The cost of the morning after pill has always been a huge point of contention in the UK. While Britain's neighbour France can boast a reasonable €7 per pill, UK prices are still as high as £28 in places like Boots, placing it far out reach for many young women.
Last year the British Pregnancy Advisory Service launched a campaign urging a review on the price of emergency contraceptives. BPAS revealed that women paid up to FIVE TIMES more for the pill in Britain than they did in other European countries.
In response to the campaign, British pharmacy and beauty brand Superdrug slashed the price of their morning after pill to £13.49. The Levonelle alternative contains the active ingredient levonorgestrel, which works in the same way as its £27 counterpart.
Now, it has been revealed that the reason Boots hasn't followed suit has little to do with the actual cost of the pill and more to do with the social stigma around it.
In a letter seen by The Independant, Boots say that they haven't lowered the prices of their emergency contraceptive because they don't want to be accused of "incentivising inappropriate use".
"We receive frequent contact from individuals who voice their disapproval of the fact that the company chooses to provide this service. We would not want to be accused of incentivising inappropriate use, and provoking complaints, by significantly reducing the price of this product."
Based on people who likely don't understand how emergency contraceptives work (many still think it's an "abortion pill"), Boots is not interested in joining its competitors (and the rest of Europe) in offering the morning after pill at an affordable price.
Many are now calling for a boycott of Boots for their patronising reasoning.
Individuals "voicing disapproval" should have no influence on enacting reasonable company policy. Every woman, rich or poor, deserves access to affordable emergency contraceptives.

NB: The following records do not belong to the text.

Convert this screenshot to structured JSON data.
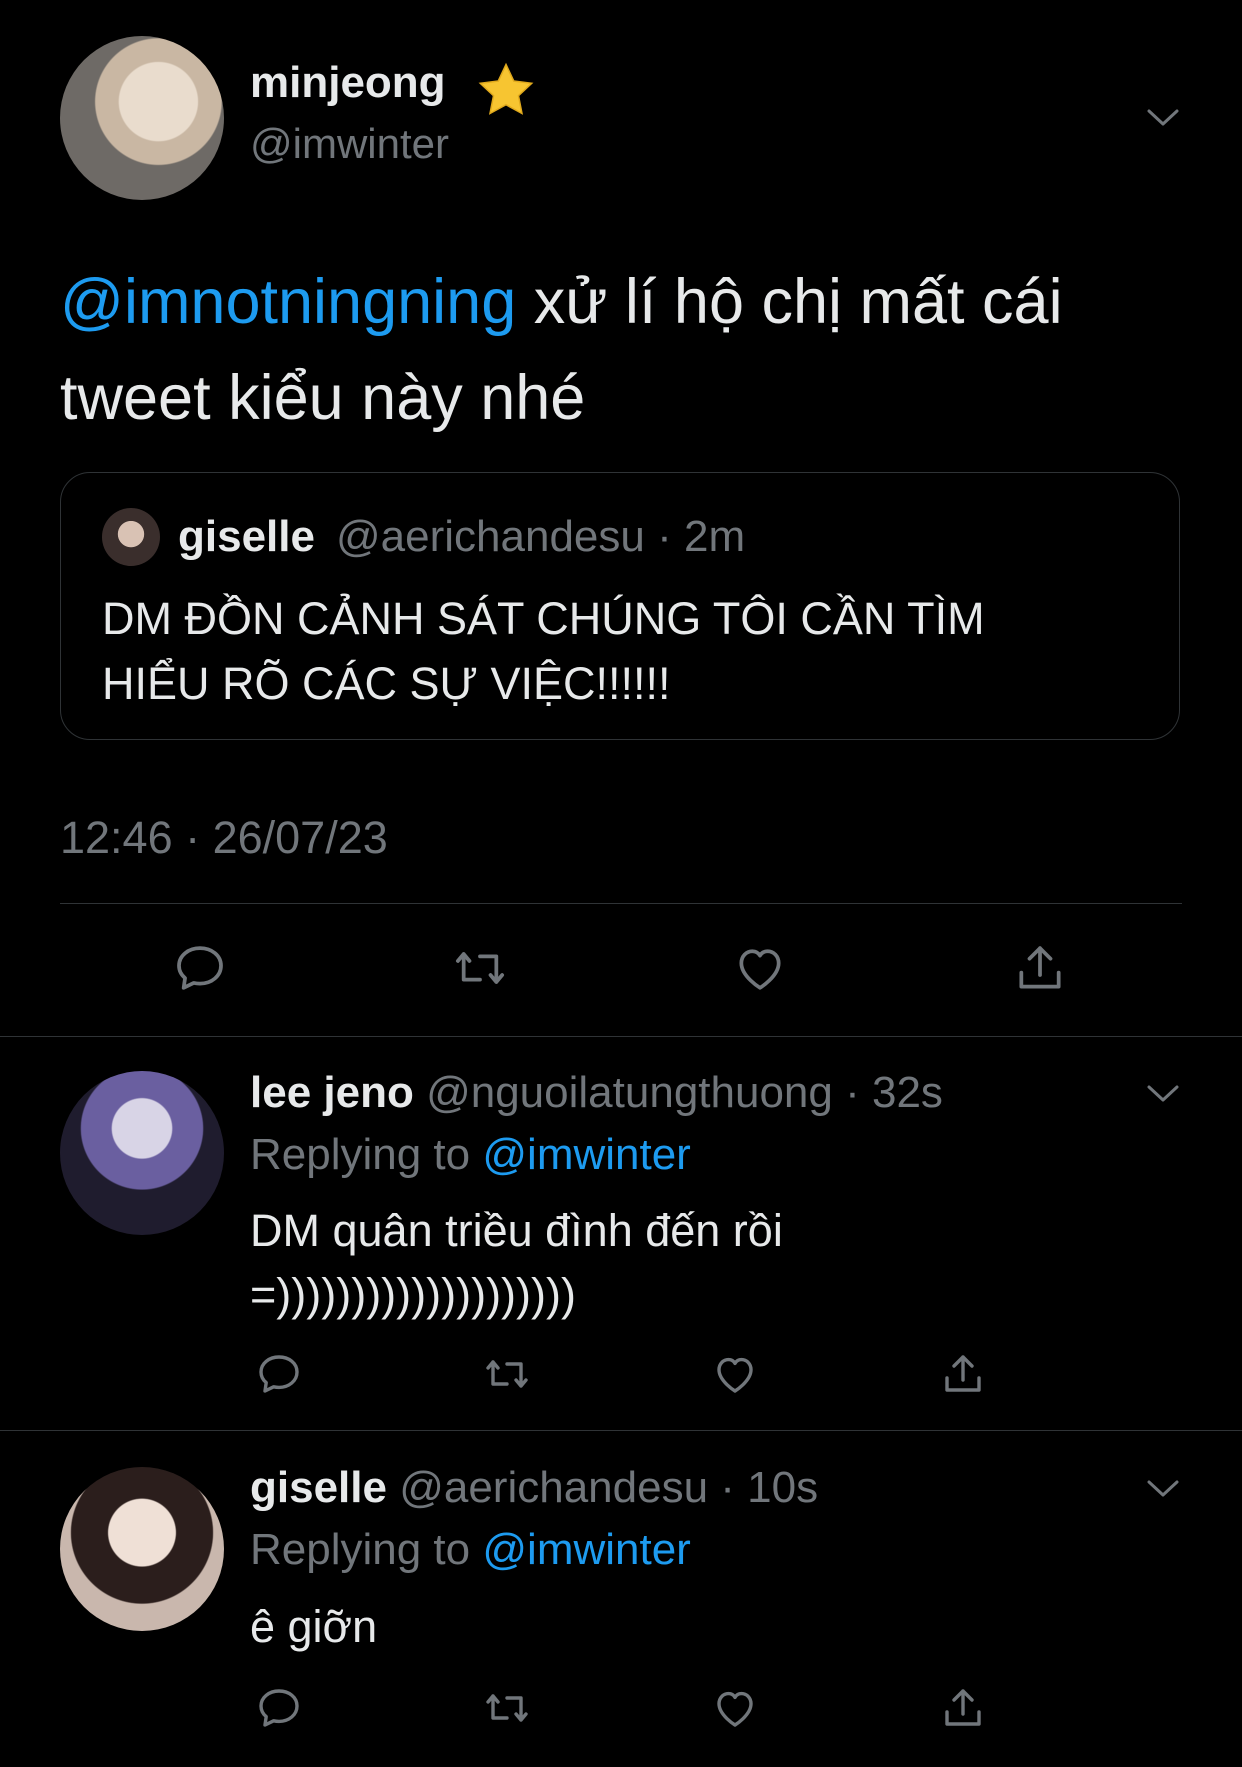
{
  "main_tweet": {
    "author_name": "minjeong",
    "author_handle": "@imwinter",
    "mention": "@imnotningning",
    "text": " xử lí hộ chị mất cái tweet kiểu này nhé",
    "timestamp": "12:46 · 26/07/23",
    "quoted": {
      "author_name": "giselle",
      "author_handle": "@aerichandesu",
      "time": "2m",
      "text": "DM ĐỒN CẢNH SÁT CHÚNG TÔI CẦN TÌM HIỂU RÕ CÁC SỰ VIỆC!!!!!!"
    }
  },
  "replies": [
    {
      "author_name": "lee jeno",
      "author_handle": "@nguoilatungthuong",
      "time": "32s",
      "replying_label": "Replying to",
      "replying_to": "@imwinter",
      "text": "DM quân triều đình đến rồi =))))))))))))))))))))"
    },
    {
      "author_name": "giselle",
      "author_handle": "@aerichandesu",
      "time": "10s",
      "replying_label": "Replying to",
      "replying_to": "@imwinter",
      "text": "ê giỡn"
    }
  ],
  "colors": {
    "background": "#000000",
    "text": "#e7e9ea",
    "muted": "#71767b",
    "link": "#1d9bf0",
    "divider": "#2f3336"
  },
  "icons": [
    "reply-icon",
    "retweet-icon",
    "like-icon",
    "share-icon",
    "chevron-down-icon",
    "star-emoji-icon"
  ]
}
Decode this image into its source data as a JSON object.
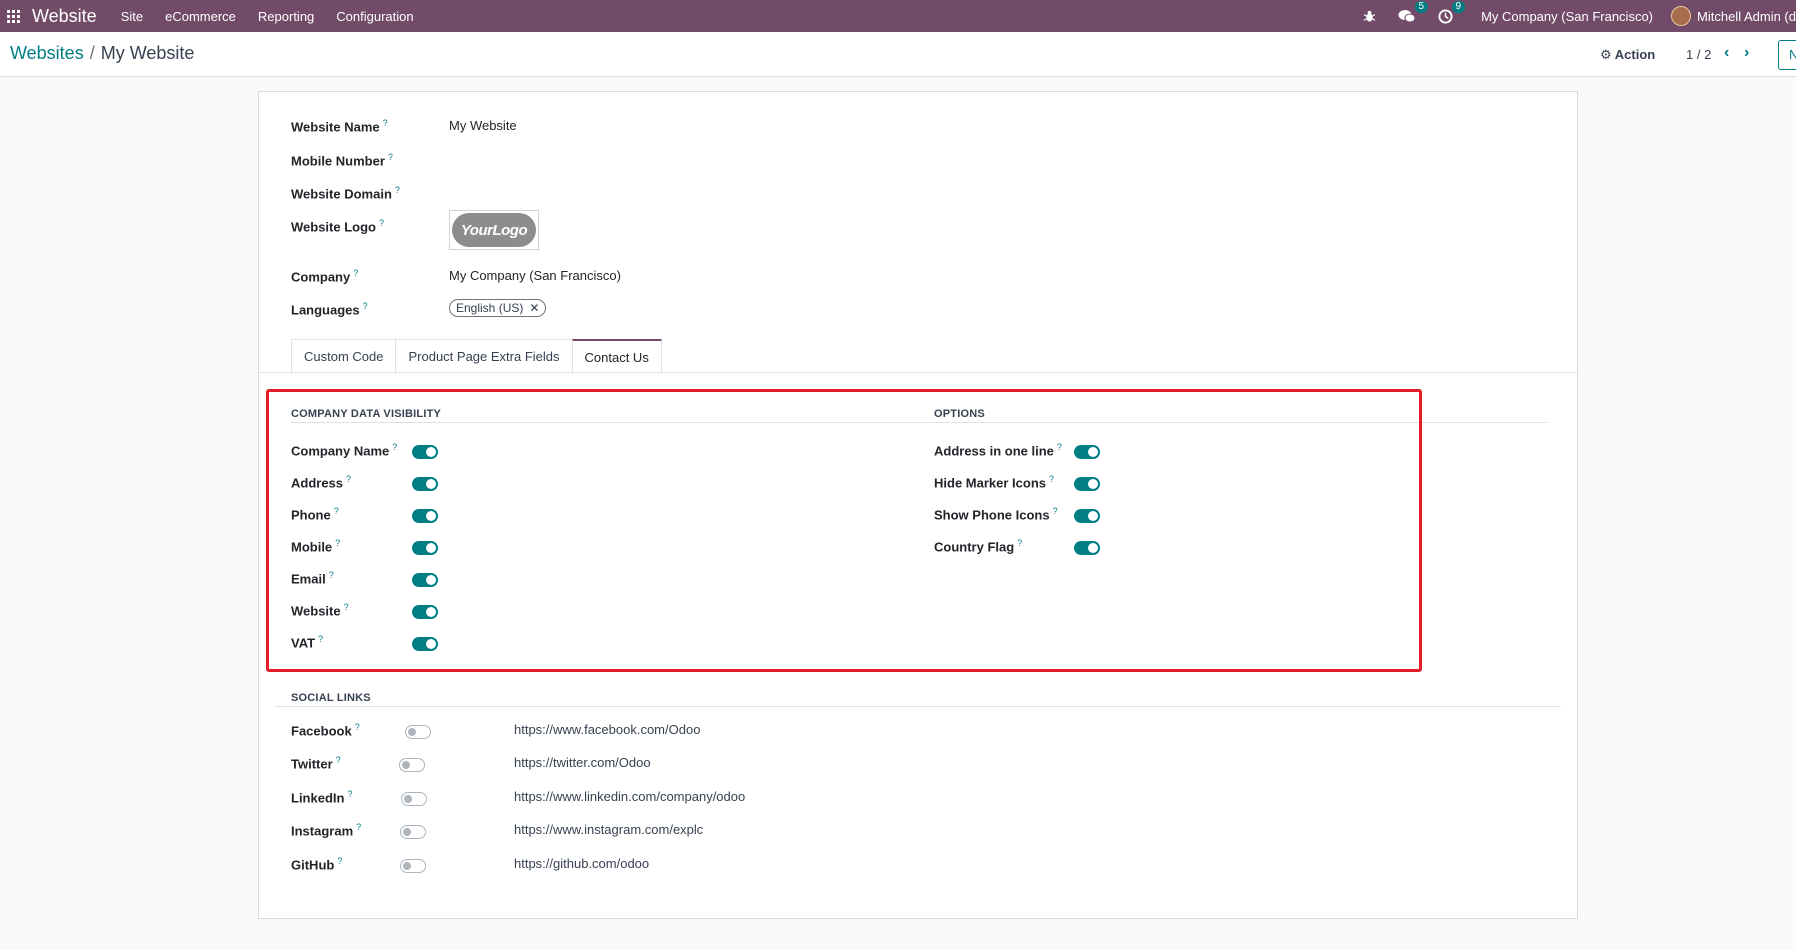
{
  "navbar": {
    "brand": "Website",
    "menu": [
      "Site",
      "eCommerce",
      "Reporting",
      "Configuration"
    ],
    "messages_count": "5",
    "activities_count": "9",
    "company": "My Company (San Francisco)",
    "user": "Mitchell Admin (d"
  },
  "control": {
    "breadcrumb_parent": "Websites",
    "breadcrumb_sep": "/",
    "breadcrumb_current": "My Website",
    "action_label": "Action",
    "pager": "1 / 2",
    "new_label": "N"
  },
  "form": {
    "website_name_label": "Website Name",
    "website_name_value": "My Website",
    "mobile_number_label": "Mobile Number",
    "website_domain_label": "Website Domain",
    "website_logo_label": "Website Logo",
    "logo_text": "YourLogo",
    "company_label": "Company",
    "company_value": "My Company (San Francisco)",
    "languages_label": "Languages",
    "language_tag": "English (US)",
    "help_mark": "?"
  },
  "tabs": [
    "Custom Code",
    "Product Page Extra Fields",
    "Contact Us"
  ],
  "active_tab": "Contact Us",
  "company_visibility": {
    "title": "COMPANY DATA VISIBILITY",
    "items": [
      {
        "label": "Company Name",
        "on": true
      },
      {
        "label": "Address",
        "on": true
      },
      {
        "label": "Phone",
        "on": true
      },
      {
        "label": "Mobile",
        "on": true
      },
      {
        "label": "Email",
        "on": true
      },
      {
        "label": "Website",
        "on": true
      },
      {
        "label": "VAT",
        "on": true
      }
    ]
  },
  "options": {
    "title": "OPTIONS",
    "items": [
      {
        "label": "Address in one line",
        "on": true
      },
      {
        "label": "Hide Marker Icons",
        "on": true
      },
      {
        "label": "Show Phone Icons",
        "on": true
      },
      {
        "label": "Country Flag",
        "on": true
      }
    ]
  },
  "social_links": {
    "title": "SOCIAL LINKS",
    "items": [
      {
        "label": "Facebook",
        "on": false,
        "url": "https://www.facebook.com/Odoo"
      },
      {
        "label": "Twitter",
        "on": false,
        "url": "https://twitter.com/Odoo"
      },
      {
        "label": "LinkedIn",
        "on": false,
        "url": "https://www.linkedin.com/company/odoo"
      },
      {
        "label": "Instagram",
        "on": false,
        "url": "https://www.instagram.com/explc"
      },
      {
        "label": "GitHub",
        "on": false,
        "url": "https://github.com/odoo"
      }
    ]
  },
  "colors": {
    "navbar": "#714b67",
    "accent": "#017e84",
    "highlight": "#e41e26"
  }
}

Women's reproductive health will always carry a certain level of stigma. However, this stigma does not belong in serious health discourse in the year 2017.